AIM OF THE EXERCISE — What lines in the records below contain the string "value"? Copy every one.

SOURCE MATERIAL —
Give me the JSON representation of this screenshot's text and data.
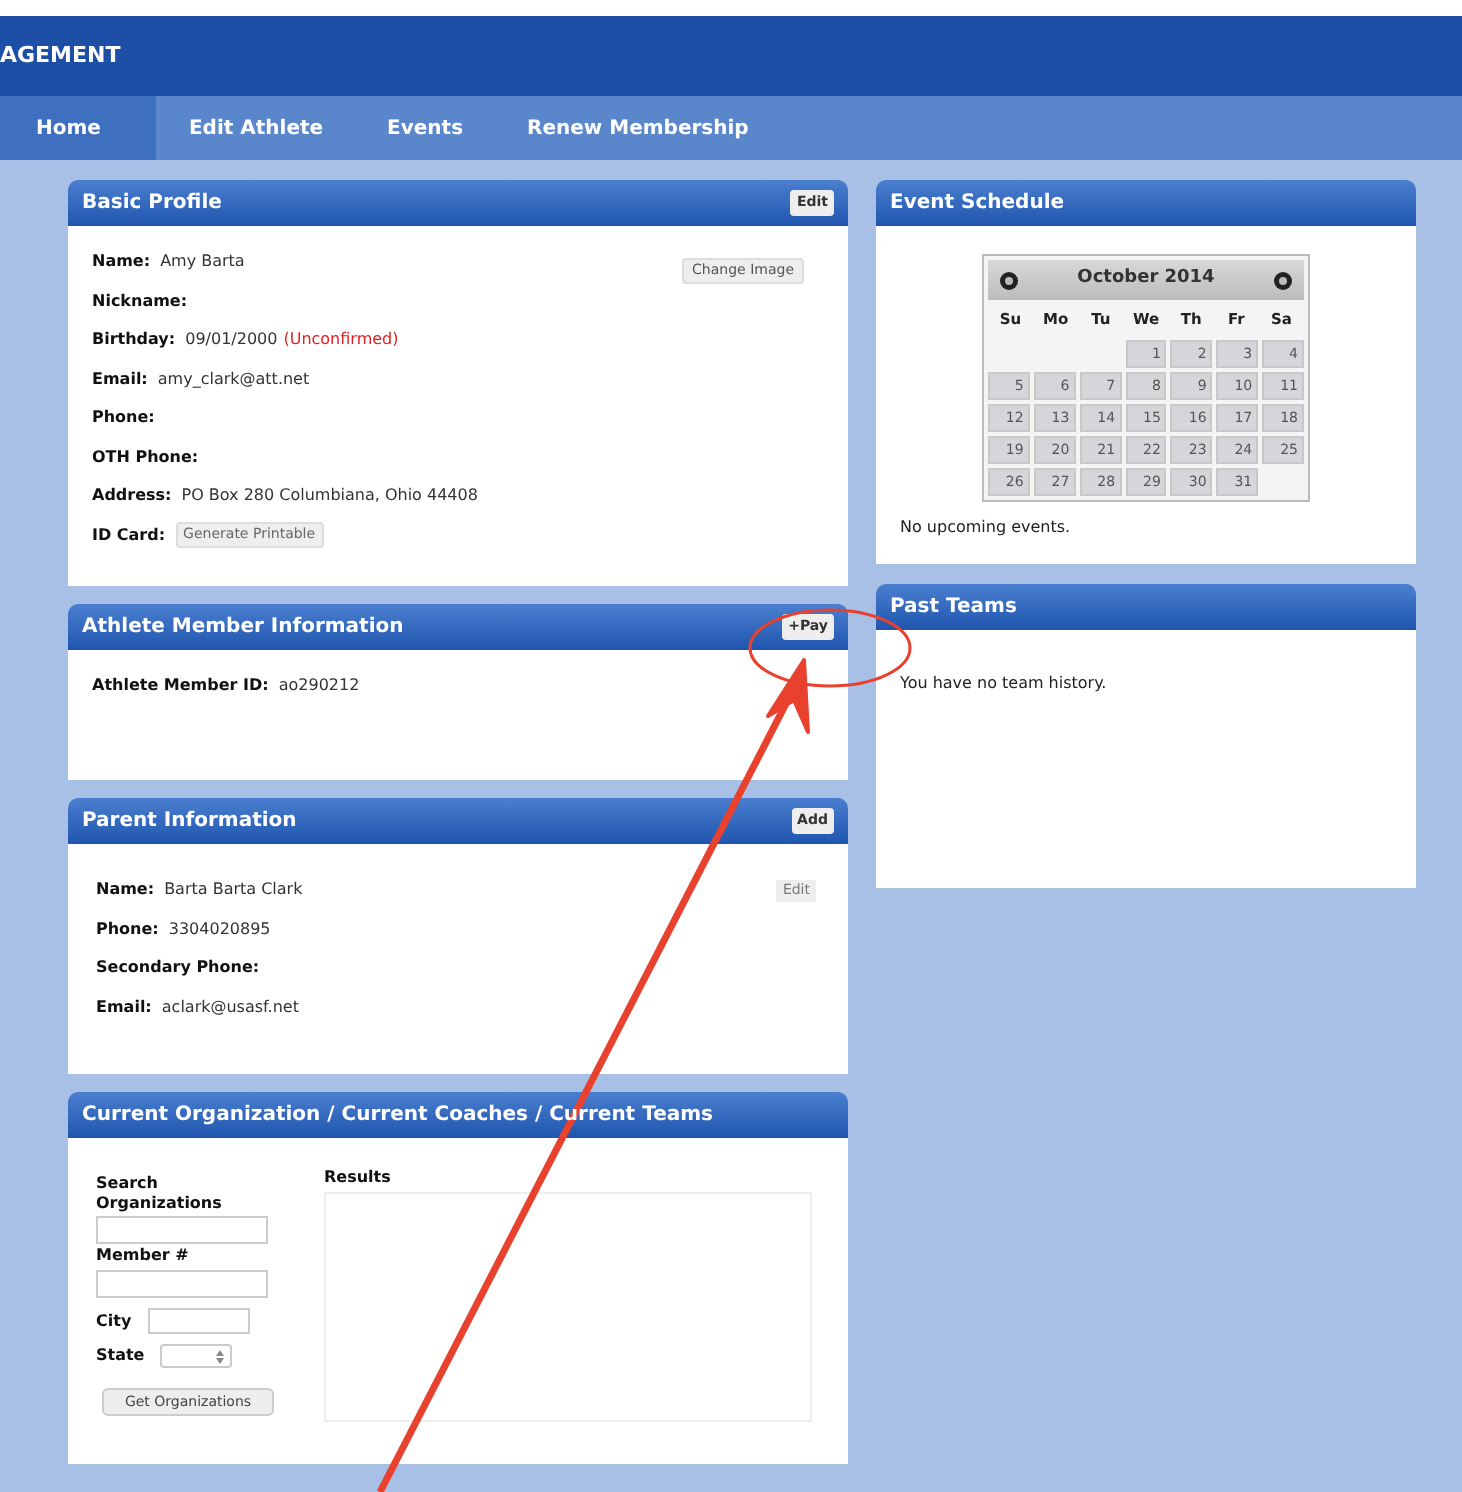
{
  "header": {
    "title": "AGEMENT"
  },
  "nav": {
    "tabs": [
      {
        "label": "Home",
        "selected": true
      },
      {
        "label": "Edit Athlete",
        "selected": false
      },
      {
        "label": "Events",
        "selected": false
      },
      {
        "label": "Renew Membership",
        "selected": false
      }
    ]
  },
  "basic_profile": {
    "title": "Basic Profile",
    "edit_button": "Edit",
    "change_image_button": "Change Image",
    "fields": [
      {
        "kind": "text",
        "label": "Name:",
        "value": "Amy Barta"
      },
      {
        "kind": "text",
        "label": "Nickname:"
      },
      {
        "kind": "text",
        "label": "Birthday:",
        "value": "09/01/2000",
        "note": "(Unconfirmed)"
      },
      {
        "kind": "text",
        "label": "Email:",
        "value": "amy_clark@att.net"
      },
      {
        "kind": "text",
        "label": "Phone:"
      },
      {
        "kind": "text",
        "label": "OTH Phone:"
      },
      {
        "kind": "text",
        "label": "Address:",
        "value": "PO Box 280 Columbiana, Ohio 44408"
      },
      {
        "kind": "button",
        "label": "ID Card:",
        "value": "Generate Printable"
      }
    ]
  },
  "athlete_member": {
    "title": "Athlete Member Information",
    "pay_button": "+Pay",
    "fields": [
      {
        "kind": "text",
        "label": "Athlete Member ID:",
        "value": "ao290212"
      }
    ]
  },
  "parent_info": {
    "title": "Parent Information",
    "add_button": "Add",
    "edit_button": "Edit",
    "fields": [
      {
        "kind": "text",
        "label": "Name:",
        "value": "Barta Barta Clark"
      },
      {
        "kind": "text",
        "label": "Phone:",
        "value": "3304020895"
      },
      {
        "kind": "text",
        "label": "Secondary Phone:"
      },
      {
        "kind": "text",
        "label": "Email:",
        "value": "aclark@usasf.net"
      }
    ]
  },
  "organization_search": {
    "title": "Current Organization / Current Coaches / Current Teams",
    "search_label": "Search Organizations",
    "member_label": "Member #",
    "city_label": "City",
    "state_label": "State",
    "button": "Get Organizations",
    "results_label": "Results"
  },
  "event_schedule": {
    "title": "Event Schedule",
    "calendar": {
      "month": "October 2014",
      "weekdays": [
        "Su",
        "Mo",
        "Tu",
        "We",
        "Th",
        "Fr",
        "Sa"
      ],
      "weeks": [
        [
          "1",
          "2",
          "3",
          "4"
        ],
        [
          "5",
          "6",
          "7",
          "8",
          "9",
          "10",
          "11"
        ],
        [
          "12",
          "13",
          "14",
          "15",
          "16",
          "17",
          "18"
        ],
        [
          "19",
          "20",
          "21",
          "22",
          "23",
          "24",
          "25"
        ],
        [
          "26",
          "27",
          "28",
          "29",
          "30",
          "31"
        ]
      ]
    },
    "empty_message": "No upcoming events."
  },
  "past_teams": {
    "title": "Past Teams",
    "empty_message": "You have no team history."
  },
  "annotations": [
    {
      "kind": "circle"
    },
    {
      "kind": "arrow"
    }
  ]
}
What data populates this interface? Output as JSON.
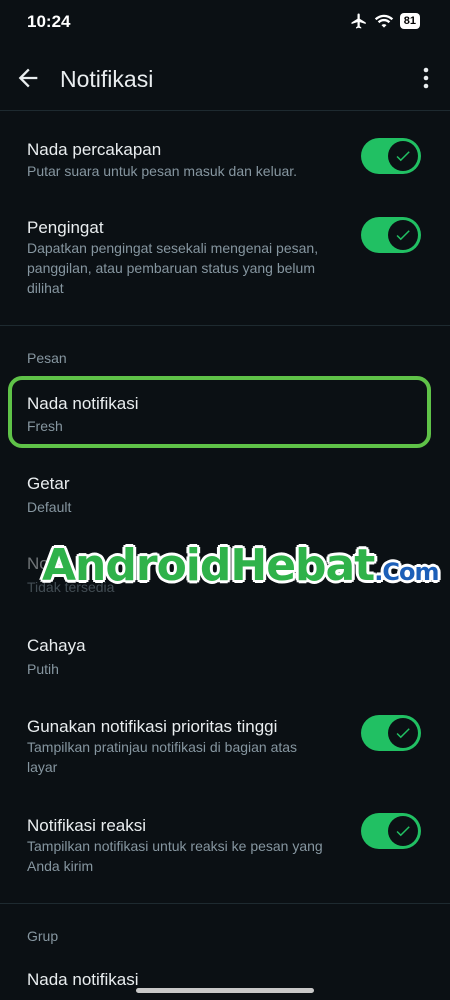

RESULT OF THIS TASK —
        "value": "Amy Barta"
        "value": "09/01/2000",
        "value": "amy_clark@att.net"
        "value": "PO Box 280 Columbiana, Ohio 44408"
        "value": "Generate Printable"
        "value": "ao290212"
        "value": "Barta Barta Clark"
        "value": "3304020895"
        "value": "aclark@usasf.net"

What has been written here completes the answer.